### Exercise directions
Count up the lines below that hold "text", then give that count by itself.

### Records provided
+ + + +

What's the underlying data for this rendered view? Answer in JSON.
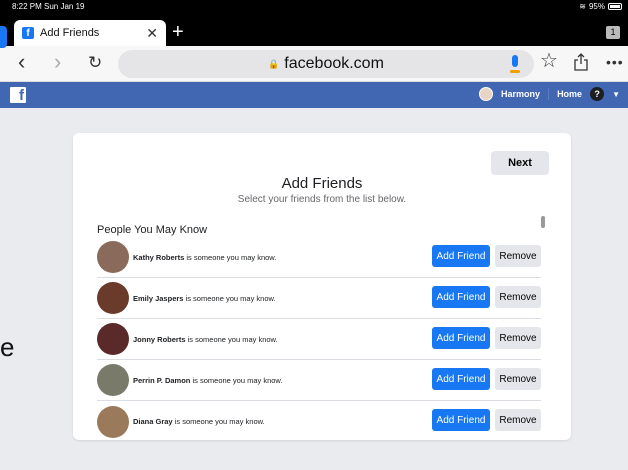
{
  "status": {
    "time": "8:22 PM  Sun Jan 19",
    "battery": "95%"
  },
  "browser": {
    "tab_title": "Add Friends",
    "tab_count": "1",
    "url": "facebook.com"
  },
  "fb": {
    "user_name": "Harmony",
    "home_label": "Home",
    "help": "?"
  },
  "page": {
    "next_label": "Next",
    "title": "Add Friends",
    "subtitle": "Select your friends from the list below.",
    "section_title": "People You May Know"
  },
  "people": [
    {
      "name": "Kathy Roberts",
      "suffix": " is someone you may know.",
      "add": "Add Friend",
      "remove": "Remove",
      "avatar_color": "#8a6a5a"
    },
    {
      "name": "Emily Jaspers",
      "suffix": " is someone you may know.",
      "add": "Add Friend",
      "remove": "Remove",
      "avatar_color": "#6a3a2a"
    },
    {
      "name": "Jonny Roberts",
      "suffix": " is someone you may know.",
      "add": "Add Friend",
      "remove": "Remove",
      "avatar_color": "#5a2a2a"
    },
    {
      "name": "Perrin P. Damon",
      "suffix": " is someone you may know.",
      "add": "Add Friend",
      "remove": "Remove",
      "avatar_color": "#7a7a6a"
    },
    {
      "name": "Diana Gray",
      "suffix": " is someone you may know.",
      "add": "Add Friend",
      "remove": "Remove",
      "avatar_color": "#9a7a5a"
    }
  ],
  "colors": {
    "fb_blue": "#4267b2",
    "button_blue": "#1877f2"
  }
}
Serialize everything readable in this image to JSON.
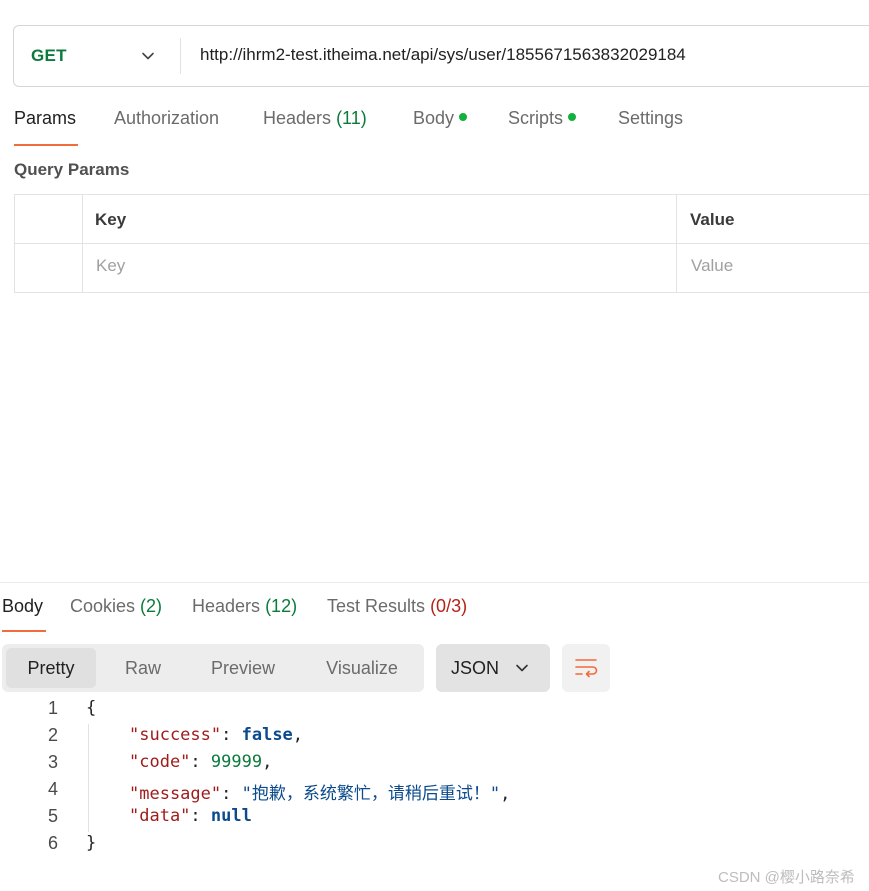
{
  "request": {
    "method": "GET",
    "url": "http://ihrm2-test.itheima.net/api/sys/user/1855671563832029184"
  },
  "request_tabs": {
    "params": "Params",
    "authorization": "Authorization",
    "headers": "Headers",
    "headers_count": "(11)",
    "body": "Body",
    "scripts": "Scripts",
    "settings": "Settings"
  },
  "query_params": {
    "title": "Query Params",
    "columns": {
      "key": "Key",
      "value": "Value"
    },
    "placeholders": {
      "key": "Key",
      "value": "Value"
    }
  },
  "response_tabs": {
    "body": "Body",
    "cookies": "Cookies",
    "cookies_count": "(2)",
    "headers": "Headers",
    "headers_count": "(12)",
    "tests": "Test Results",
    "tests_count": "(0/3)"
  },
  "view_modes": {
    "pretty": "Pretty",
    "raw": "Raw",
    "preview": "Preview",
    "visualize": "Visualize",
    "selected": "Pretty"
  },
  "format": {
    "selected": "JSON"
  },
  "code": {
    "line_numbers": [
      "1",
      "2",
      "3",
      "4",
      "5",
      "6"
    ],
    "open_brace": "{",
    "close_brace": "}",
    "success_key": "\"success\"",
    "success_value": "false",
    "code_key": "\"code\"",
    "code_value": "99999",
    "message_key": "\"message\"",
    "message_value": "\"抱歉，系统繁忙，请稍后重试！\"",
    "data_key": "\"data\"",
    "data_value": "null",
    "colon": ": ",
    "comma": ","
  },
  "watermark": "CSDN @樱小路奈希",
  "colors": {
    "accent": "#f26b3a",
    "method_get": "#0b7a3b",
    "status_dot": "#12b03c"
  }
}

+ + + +

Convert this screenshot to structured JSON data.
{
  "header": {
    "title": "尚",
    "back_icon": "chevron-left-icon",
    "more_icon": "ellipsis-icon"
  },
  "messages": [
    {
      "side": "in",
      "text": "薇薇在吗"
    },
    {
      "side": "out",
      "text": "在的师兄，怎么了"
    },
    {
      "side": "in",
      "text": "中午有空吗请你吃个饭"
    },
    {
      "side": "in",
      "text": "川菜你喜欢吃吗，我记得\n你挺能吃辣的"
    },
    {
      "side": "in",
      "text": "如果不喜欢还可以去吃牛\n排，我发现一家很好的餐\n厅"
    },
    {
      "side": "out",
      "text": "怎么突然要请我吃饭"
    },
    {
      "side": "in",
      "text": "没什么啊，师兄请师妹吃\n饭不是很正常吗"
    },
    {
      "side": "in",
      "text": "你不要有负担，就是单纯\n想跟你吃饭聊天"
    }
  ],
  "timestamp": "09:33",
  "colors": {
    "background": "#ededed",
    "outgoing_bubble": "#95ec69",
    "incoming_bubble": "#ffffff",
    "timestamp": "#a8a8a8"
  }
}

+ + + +

### Exercise solution
8